Stocks treaded water this morning amid relatively low trading volumes following the Thanksgiving break. The Dow Jones Industrial Average edged up by about 0.1%, or approximately 40 points. The S&P 500 remained largely unchanged, while the Nasdaq Composite lagged slightly, dropping around 0.2%.
The focus is now on retailers as Black Friday marks the beginning of the holiday shopping season. Major players like Target and Walmart have indicated that consumers are spending with caution, prompting retailers to extend holiday promotions. Early data from Adobe Analytics shows that online shoppers spent $63.2 billion from November 1 to 20, a 5% increase from last year. This year, consumers have already spent over $3 billion on 17 of those days, surpassing last year’s figures.
Consumers are currently navigating through challenges such as higher interest rates, the resumption of student loan payments, credit card debt, and dwindling savings. This financial strain is leading to more cautious spending, with heavy promotions and early shopping proving effective.
Significant discounts are being offered across various categories, with electronics, toys, apparel, televisions, appliances, sporting goods, and furniture all seeing notable price reductions. Consequently, online sales for toys have surged by 76% compared to October, while appliances and apparel have seen increases of 30% and 22%, respectively.
The anticipation for the best deals continues, with predictions suggesting that the best time to buy televisions is on Black Friday, toys and apparel on Sunday, and electronics and furniture on Cyber Monday. Adobe forecasts that the Cyber Week, spanning from Thanksgiving to Cyber Monday, will generate $37.2 billion in online spending, accounting for about 17% of the total holiday season sales.
Corporate America is adapting to these changing consumer behaviors. Retailers like Target and Best Buy initiated Black Friday deals as early as October, while Walmart began its promotions on November 8.
“Consumers are very deal-focused and making spend trade-offs right for their budget,” said Best Buy CEO Corie Barry on a recent earnings call.

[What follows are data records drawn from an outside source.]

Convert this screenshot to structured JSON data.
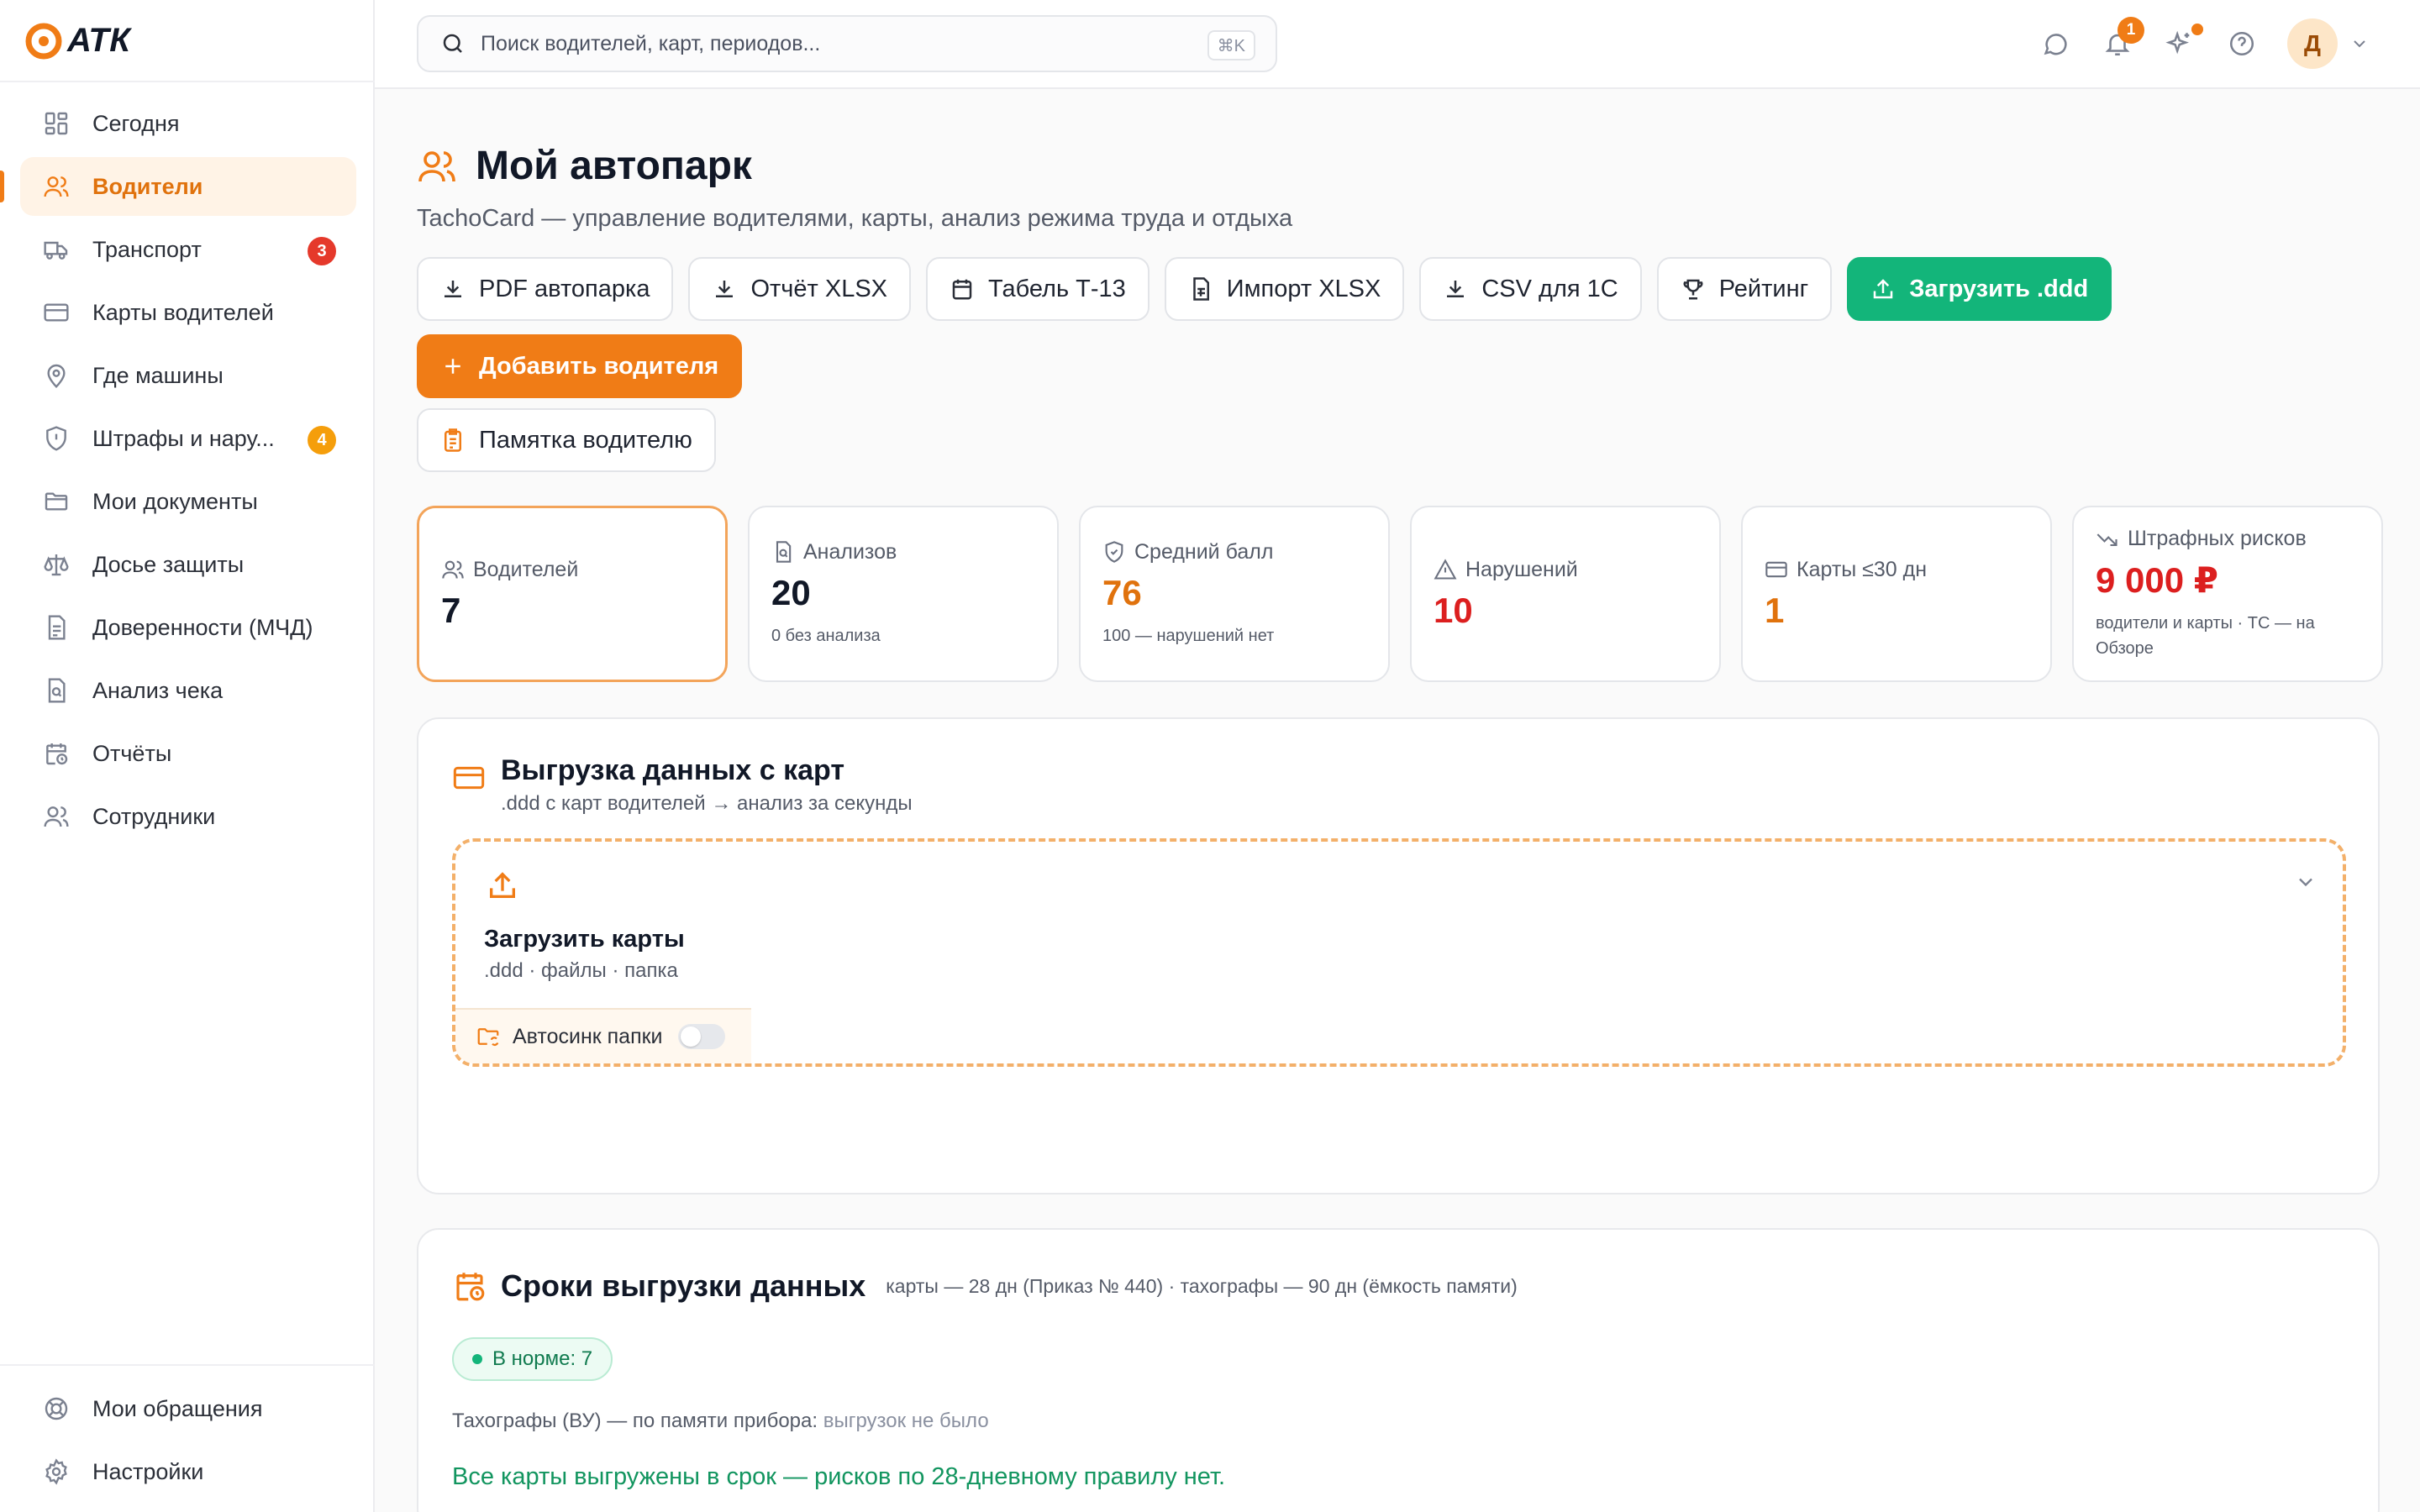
{
  "brand": {
    "logo_text": "АТК"
  },
  "sidebar": {
    "items": [
      {
        "label": "Сегодня",
        "icon": "dashboard-icon"
      },
      {
        "label": "Водители",
        "icon": "users-icon",
        "active": true
      },
      {
        "label": "Транспорт",
        "icon": "truck-icon",
        "badge": "3",
        "badge_color": "#e5392b"
      },
      {
        "label": "Карты водителей",
        "icon": "card-icon"
      },
      {
        "label": "Где машины",
        "icon": "map-pin-icon"
      },
      {
        "label": "Штрафы и нару...",
        "icon": "shield-alert-icon",
        "badge": "4",
        "badge_color": "#f59e0b"
      },
      {
        "label": "Мои документы",
        "icon": "folder-icon"
      },
      {
        "label": "Досье защиты",
        "icon": "scales-icon"
      },
      {
        "label": "Доверенности (МЧД)",
        "icon": "document-icon"
      },
      {
        "label": "Анализ чека",
        "icon": "receipt-search-icon"
      },
      {
        "label": "Отчёты",
        "icon": "calendar-clock-icon"
      },
      {
        "label": "Сотрудники",
        "icon": "user-group-icon"
      }
    ],
    "bottom_items": [
      {
        "label": "Мои обращения",
        "icon": "lifebuoy-icon"
      },
      {
        "label": "Настройки",
        "icon": "gear-icon"
      }
    ]
  },
  "topbar": {
    "search_placeholder": "Поиск водителей, карт, периодов...",
    "search_shortcut": "⌘K",
    "notifications_count": "1",
    "avatar_initial": "Д"
  },
  "page": {
    "title": "Мой автопарк",
    "subtitle": "TachoCard — управление водителями, карты, анализ режима труда и отдыха"
  },
  "actions": {
    "pdf": "PDF автопарка",
    "xlsx_report": "Отчёт XLSX",
    "timesheet": "Табель Т-13",
    "import_xlsx": "Импорт XLSX",
    "csv_1c": "CSV для 1С",
    "rating": "Рейтинг",
    "upload_ddd": "Загрузить .ddd",
    "add_driver": "Добавить водителя",
    "memo": "Памятка водителю"
  },
  "kpis": [
    {
      "label": "Водителей",
      "value": "7",
      "note": ""
    },
    {
      "label": "Анализов",
      "value": "20",
      "note": "0 без анализа"
    },
    {
      "label": "Средний балл",
      "value": "76",
      "note": "100 — нарушений нет"
    },
    {
      "label": "Нарушений",
      "value": "10",
      "note": ""
    },
    {
      "label": "Карты ≤30 дн",
      "value": "1",
      "note": ""
    },
    {
      "label": "Штрафных рисков",
      "value": "9 000 ₽",
      "note": "водители и карты · ТС — на Обзоре"
    }
  ],
  "upload": {
    "title": "Выгрузка данных с карт",
    "subtitle": ".ddd с карт водителей → анализ за секунды",
    "dropzone_title": "Загрузить карты",
    "dropzone_sub": ".ddd · файлы · папка",
    "autosync_label": "Автосинк папки",
    "autosync_on": false
  },
  "deadlines": {
    "title": "Сроки выгрузки данных",
    "subtitle": "карты — 28 дн (Приказ № 440) · тахографы — 90 дн (ёмкость памяти)",
    "status_pill": "В норме: 7",
    "vu_label": "Тахографы (ВУ) — по памяти прибора:",
    "vu_value": "выгрузок не было",
    "ok_message": "Все карты выгружены в срок — рисков по 28-дневному правилу нет."
  },
  "colors": {
    "accent": "#f07c16",
    "success": "#13b57a",
    "danger": "#dc1f1f"
  }
}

Despite these efforts, retail chains are setting modest expectations for the holiday season. American Eagle anticipates a high single-digit revenue increase in Q4, while Abercrombie and Fitch expects a low double-digit sales increase next quarter. These outlooks have led to falling retail shares over the last week.

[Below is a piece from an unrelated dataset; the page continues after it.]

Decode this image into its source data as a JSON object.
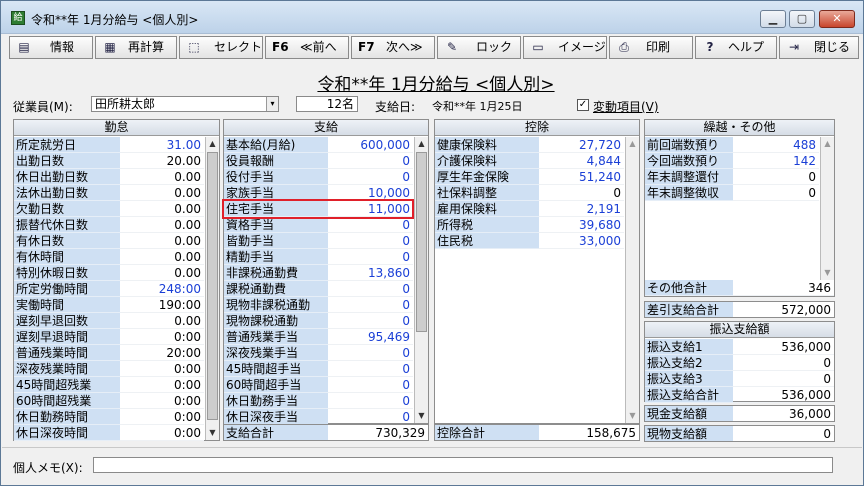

On a positive note, companies investing in mobile shopping are reaping benefits, with nearly half of online orders this month being placed through mobile apps. Mobile spending is projected to hit $113 billion from November to December, marking a 14% increase year over year.

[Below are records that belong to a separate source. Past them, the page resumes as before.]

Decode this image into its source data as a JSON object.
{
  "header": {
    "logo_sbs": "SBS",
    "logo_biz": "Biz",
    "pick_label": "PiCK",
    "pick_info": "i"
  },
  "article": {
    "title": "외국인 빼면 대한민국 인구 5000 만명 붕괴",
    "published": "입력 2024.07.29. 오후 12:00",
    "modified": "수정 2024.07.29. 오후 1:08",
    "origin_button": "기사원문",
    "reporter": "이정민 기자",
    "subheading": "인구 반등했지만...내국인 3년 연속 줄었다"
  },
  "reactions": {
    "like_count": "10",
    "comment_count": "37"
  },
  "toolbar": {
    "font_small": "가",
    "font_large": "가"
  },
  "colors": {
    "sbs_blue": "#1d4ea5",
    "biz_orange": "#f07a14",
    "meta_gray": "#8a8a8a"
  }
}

However, not all pandemic-era shopping trends are persisting. Curbside pickup, which accounted for 19.4% of orders last year, has decreased to 17.4% as in-person shopping makes a comeback. Adobe anticipates a shift in this trend as the holidays approach and consumers seek to avoid shipping costs.
In financing trends, the use of buy now, pay later methods has risen by 14.5% compared to last year, accounting for $4.9 billion in online spending this November. So, while retailers will undoubtedly enjoy a bump in Black Friday sales, this might just be a case of consumer spending getting pulled forward. Overall sales could still easily skew to the weaker side just as most retailers have warned in recent earnings reports.
Meanwhile, chaos from OPEC+ is influencing oil. The group’s decision to hold its next meeting online, delayed due to a dispute between Saudi Arabia and African members over quotas, is keeping a lid on oil prices. Brent crude futures remained flat above $81 per barrel, while West Texas Intermediate crude futures dropped around 1% to just above $76 a barrel after the Thanksgiving trading break. With recession fears rising, OPEC+ may have to do significant cutting if it’s going to keep oil prices elevated.
And while sliding oil prices would certainly be a welcome sight at the pump, they would also switch equity sentiment from “dovish optimism” to “slowdown pessimism,” especially at the top of a dizzying November rally.